How SAT Subject Tests are Scored

SAT Subject Tests are scored in two steps:

  • The raw score is established
  • The raw score is converted to the College Board 200- to 800-point scaled score

Establishing the raw score

All questions on Subject Tests are multiple choice. To establish the raw score:

  • One point is added for each correct answer.
  • A fraction of a point is subtracted for wrong answers:
    • 1/4 point is subtracted for five-choice questions.
    • 1/3 point is subtracted for four-choice questions.
    • 1/2 point is subtracted for three-choice questions.
  • No points are deducted for unanswered questions.
  • The total points answered incorrectly are subtracted from the number answered correctly.
  • If the resulting score is a fraction, it is rounded to the nearest whole numberó1/2 or more is rounded up; less than 1/2 is rounded down.

Converting the raw score to the scaled score

The raw score is converted to the College Board 200- to 800-point scaled score by a statistical process called equating.

Equating adjusts for slight differences in difficulty between test editions and ensures that:

  • A student's score does not depend on the specific test edition she took.
  • A student's score does not depend on how well others did on the same edition of the test.

The scaled score is reported to colleges. Total test scores for all Subject Tests are reported on the College Board 200- to 800-point scale.

When do I get the result

You can view your score report online between 15 to 20 days after you took the test. Your official score report will be provided to you and your high school, if you included the code, about five weeks after the test. Students who register online and wish to receive a paper score report by mail in addition to the online score report must request it when they register.

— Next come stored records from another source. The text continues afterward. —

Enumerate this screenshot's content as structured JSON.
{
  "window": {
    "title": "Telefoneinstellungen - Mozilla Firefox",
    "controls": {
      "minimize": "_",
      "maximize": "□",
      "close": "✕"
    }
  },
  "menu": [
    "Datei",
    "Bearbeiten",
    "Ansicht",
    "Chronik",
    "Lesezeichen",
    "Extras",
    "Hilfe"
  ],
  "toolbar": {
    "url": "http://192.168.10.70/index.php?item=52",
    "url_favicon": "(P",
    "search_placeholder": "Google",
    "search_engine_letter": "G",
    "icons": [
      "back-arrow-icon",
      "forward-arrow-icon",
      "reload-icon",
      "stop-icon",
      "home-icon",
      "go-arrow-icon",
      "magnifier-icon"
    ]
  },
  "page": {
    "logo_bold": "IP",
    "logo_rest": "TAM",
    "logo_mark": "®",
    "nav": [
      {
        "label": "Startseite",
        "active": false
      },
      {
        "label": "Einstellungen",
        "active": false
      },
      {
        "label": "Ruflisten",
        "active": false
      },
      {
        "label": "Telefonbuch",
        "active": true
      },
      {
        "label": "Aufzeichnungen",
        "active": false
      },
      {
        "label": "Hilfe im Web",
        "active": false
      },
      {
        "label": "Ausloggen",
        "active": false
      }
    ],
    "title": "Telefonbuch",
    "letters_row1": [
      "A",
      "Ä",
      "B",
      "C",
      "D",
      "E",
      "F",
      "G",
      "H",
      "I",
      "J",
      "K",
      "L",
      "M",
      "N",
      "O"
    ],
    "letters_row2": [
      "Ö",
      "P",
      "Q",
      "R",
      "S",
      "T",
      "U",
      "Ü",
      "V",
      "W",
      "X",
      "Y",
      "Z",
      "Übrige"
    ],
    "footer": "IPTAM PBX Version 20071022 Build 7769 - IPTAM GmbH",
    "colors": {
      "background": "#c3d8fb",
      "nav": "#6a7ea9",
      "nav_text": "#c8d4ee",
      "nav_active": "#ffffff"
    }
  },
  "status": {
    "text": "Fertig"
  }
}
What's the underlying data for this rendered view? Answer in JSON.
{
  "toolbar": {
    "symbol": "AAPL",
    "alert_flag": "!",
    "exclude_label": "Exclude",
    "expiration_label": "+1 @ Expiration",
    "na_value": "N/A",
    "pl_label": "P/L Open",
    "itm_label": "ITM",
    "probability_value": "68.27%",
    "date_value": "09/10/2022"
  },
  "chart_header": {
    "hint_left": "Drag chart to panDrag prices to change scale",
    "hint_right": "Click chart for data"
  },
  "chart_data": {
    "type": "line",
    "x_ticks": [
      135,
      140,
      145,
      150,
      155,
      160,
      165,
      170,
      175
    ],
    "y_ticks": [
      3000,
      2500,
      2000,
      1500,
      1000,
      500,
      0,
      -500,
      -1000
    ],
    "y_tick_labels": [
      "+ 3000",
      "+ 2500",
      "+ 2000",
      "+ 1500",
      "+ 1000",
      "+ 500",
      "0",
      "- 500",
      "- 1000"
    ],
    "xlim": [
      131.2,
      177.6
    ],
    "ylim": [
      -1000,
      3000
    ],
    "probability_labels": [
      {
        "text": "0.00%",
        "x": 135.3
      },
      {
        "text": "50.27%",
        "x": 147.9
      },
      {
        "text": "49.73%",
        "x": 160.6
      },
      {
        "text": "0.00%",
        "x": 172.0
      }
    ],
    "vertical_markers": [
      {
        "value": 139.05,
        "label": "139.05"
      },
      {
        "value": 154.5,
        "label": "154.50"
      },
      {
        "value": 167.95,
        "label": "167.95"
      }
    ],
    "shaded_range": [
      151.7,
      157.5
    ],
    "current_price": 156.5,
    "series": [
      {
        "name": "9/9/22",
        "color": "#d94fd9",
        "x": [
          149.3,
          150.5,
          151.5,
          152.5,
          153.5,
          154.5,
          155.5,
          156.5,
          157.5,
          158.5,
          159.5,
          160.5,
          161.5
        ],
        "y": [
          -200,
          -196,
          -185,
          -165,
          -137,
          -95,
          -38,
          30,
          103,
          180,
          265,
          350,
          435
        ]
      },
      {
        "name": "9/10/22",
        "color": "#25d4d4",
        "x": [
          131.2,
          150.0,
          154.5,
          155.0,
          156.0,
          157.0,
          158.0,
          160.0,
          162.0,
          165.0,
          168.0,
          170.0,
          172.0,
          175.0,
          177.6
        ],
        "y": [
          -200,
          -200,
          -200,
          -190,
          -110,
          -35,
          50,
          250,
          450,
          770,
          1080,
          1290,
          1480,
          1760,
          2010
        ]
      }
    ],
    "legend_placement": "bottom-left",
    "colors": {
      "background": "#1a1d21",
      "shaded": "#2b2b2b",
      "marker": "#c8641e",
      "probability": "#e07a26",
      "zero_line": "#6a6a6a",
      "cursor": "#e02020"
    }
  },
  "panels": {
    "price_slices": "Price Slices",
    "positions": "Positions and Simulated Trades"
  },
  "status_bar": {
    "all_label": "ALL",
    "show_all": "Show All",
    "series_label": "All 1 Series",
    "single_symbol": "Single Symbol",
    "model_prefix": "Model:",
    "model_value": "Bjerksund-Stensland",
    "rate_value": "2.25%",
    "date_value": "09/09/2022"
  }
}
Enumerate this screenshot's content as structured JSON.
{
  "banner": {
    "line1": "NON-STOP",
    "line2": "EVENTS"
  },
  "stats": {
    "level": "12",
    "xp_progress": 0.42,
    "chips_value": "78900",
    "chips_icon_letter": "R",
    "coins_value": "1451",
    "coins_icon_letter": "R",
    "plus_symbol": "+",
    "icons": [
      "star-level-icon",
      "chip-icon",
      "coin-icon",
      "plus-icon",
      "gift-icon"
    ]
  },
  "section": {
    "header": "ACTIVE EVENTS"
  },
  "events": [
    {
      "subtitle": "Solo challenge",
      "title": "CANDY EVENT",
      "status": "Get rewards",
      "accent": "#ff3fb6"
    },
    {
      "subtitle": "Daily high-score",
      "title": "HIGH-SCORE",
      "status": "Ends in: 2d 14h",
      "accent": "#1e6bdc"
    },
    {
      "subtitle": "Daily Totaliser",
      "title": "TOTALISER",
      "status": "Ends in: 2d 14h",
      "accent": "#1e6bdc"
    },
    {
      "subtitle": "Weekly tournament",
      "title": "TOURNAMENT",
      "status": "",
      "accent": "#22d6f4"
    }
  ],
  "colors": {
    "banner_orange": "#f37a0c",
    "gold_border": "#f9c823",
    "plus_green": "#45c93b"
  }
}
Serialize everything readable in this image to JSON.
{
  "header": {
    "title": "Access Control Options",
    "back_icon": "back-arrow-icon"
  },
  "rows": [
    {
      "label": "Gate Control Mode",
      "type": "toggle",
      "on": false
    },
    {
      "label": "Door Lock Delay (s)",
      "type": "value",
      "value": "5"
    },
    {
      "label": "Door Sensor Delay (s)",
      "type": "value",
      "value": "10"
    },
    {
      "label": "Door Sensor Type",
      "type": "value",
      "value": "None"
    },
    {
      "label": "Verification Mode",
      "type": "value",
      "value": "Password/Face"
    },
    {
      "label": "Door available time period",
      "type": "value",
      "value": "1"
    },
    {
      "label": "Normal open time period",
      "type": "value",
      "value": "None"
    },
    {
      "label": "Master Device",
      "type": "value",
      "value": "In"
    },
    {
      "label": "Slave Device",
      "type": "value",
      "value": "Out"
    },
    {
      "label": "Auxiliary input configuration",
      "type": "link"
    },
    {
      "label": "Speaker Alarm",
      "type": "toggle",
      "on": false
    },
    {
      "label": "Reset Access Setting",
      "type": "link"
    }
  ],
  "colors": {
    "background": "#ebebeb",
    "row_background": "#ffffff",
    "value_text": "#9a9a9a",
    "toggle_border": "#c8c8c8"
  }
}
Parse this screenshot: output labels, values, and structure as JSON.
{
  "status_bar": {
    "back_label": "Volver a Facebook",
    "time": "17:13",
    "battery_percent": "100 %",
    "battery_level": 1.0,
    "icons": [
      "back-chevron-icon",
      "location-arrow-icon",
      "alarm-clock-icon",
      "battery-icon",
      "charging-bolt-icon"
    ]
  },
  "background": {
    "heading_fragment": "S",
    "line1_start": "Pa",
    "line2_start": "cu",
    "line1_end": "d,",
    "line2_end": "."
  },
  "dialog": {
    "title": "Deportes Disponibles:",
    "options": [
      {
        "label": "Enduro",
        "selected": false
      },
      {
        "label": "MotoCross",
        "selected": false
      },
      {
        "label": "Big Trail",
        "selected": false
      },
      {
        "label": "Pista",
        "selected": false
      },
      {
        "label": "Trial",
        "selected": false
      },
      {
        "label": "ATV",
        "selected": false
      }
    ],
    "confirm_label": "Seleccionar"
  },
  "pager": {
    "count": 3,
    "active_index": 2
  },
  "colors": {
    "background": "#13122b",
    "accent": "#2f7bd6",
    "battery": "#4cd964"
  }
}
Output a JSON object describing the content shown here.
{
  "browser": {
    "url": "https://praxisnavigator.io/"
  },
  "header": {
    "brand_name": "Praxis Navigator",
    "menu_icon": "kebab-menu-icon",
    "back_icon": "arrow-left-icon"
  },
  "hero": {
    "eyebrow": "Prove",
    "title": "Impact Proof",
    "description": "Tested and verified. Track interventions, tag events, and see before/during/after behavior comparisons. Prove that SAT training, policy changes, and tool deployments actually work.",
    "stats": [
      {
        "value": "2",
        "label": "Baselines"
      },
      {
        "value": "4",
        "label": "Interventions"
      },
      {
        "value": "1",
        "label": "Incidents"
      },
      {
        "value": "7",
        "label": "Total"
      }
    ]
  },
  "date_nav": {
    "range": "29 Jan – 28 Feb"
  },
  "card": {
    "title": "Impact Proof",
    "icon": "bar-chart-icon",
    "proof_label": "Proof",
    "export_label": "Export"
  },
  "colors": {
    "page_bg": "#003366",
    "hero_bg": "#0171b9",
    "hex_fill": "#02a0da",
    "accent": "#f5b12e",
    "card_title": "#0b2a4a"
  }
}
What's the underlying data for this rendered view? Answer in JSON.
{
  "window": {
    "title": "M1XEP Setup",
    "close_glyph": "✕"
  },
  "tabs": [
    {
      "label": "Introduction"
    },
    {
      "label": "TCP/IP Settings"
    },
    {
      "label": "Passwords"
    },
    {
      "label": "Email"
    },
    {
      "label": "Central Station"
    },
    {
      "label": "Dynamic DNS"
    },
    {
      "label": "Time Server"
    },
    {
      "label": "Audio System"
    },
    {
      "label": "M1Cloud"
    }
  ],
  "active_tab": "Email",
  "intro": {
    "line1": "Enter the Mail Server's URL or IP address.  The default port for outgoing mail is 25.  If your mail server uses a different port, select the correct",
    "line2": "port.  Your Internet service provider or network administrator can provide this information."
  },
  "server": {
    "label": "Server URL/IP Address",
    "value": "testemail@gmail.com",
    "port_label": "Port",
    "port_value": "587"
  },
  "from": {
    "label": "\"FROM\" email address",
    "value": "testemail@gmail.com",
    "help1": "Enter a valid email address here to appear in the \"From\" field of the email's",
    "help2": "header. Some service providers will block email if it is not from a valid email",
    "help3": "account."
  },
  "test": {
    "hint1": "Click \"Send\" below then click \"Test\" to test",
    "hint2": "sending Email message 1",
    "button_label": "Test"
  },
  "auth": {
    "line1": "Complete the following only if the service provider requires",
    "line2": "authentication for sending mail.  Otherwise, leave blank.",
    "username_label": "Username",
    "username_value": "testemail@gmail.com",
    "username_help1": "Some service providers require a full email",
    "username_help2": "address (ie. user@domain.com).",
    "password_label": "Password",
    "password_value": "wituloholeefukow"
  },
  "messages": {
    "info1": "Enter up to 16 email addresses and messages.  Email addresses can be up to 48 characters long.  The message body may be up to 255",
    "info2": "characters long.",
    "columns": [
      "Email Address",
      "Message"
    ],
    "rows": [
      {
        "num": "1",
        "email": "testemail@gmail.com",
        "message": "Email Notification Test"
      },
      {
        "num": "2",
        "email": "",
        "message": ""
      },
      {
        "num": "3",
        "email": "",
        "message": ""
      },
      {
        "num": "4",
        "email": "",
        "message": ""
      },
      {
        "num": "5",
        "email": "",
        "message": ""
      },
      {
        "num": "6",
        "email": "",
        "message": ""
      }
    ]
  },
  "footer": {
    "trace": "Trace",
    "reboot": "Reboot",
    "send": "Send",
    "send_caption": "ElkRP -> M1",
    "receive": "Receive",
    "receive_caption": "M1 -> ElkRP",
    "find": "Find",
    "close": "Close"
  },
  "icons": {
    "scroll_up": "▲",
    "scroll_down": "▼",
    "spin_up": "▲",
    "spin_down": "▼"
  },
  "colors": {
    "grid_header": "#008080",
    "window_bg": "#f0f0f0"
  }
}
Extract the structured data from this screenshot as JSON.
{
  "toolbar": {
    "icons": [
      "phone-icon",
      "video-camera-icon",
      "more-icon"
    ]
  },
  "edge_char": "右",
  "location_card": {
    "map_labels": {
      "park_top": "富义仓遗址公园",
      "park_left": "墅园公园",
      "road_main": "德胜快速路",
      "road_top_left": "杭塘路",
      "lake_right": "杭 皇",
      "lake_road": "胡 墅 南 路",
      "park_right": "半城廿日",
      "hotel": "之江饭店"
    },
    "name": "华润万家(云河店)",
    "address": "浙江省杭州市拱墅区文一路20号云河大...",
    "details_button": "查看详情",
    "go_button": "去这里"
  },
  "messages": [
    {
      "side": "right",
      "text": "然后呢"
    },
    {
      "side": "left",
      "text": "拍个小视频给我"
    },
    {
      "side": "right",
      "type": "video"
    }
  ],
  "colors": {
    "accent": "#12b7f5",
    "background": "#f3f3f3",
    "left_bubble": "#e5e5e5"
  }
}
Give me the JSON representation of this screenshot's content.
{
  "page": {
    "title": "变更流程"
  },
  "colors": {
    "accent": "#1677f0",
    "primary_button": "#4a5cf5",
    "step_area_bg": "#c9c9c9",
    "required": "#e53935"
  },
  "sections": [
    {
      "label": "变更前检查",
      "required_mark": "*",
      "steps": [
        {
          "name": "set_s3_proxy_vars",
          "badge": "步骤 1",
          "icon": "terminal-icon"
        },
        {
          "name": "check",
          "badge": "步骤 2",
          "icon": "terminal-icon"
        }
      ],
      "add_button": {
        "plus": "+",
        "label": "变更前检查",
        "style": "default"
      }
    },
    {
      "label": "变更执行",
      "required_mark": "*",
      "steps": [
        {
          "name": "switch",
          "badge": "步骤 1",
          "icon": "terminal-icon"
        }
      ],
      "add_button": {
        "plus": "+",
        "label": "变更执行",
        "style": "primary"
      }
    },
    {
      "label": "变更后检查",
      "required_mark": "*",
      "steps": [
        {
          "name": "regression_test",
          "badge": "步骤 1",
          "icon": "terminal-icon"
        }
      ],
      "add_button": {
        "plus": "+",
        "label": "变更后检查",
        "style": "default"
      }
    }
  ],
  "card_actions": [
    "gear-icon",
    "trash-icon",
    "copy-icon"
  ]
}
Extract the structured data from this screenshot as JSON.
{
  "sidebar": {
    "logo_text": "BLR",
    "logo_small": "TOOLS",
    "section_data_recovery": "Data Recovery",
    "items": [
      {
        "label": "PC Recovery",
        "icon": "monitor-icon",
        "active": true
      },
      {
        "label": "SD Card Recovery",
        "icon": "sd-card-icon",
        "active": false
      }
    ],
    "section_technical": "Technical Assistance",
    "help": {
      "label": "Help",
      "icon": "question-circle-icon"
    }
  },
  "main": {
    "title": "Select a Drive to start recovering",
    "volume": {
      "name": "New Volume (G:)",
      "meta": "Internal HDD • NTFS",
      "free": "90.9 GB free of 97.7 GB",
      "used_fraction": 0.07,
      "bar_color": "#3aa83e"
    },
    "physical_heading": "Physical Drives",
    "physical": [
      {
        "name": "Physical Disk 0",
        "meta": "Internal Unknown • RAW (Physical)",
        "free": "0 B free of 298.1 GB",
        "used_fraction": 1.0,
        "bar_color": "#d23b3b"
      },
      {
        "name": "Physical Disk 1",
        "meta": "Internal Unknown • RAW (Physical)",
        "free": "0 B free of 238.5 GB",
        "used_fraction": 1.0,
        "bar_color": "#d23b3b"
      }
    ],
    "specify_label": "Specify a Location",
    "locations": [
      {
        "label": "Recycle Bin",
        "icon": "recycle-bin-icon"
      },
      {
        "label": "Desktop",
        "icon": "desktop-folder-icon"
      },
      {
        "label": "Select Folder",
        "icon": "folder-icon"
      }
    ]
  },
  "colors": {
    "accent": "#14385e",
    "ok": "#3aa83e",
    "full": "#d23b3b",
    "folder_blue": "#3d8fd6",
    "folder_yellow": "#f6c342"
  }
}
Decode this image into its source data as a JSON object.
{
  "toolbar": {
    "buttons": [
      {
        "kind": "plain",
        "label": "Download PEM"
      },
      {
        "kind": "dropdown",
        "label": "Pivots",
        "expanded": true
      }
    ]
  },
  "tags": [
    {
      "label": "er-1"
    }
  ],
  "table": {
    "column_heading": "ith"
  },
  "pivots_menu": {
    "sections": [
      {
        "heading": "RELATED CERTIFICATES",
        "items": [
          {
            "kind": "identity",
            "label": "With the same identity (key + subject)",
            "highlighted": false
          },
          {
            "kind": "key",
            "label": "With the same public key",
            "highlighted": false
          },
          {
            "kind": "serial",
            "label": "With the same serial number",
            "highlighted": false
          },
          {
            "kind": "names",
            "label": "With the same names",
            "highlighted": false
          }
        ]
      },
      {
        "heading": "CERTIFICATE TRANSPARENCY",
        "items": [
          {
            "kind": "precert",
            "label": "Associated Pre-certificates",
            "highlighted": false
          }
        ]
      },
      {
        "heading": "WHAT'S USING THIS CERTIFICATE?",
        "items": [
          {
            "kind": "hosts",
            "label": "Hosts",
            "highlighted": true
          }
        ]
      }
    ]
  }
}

Students who register by mail and who do not have active College Board online accounts will continue to receive paper score reports.

How long after the test can I use my scores?

SAT scores are valid for five years after the testing year in which you tested.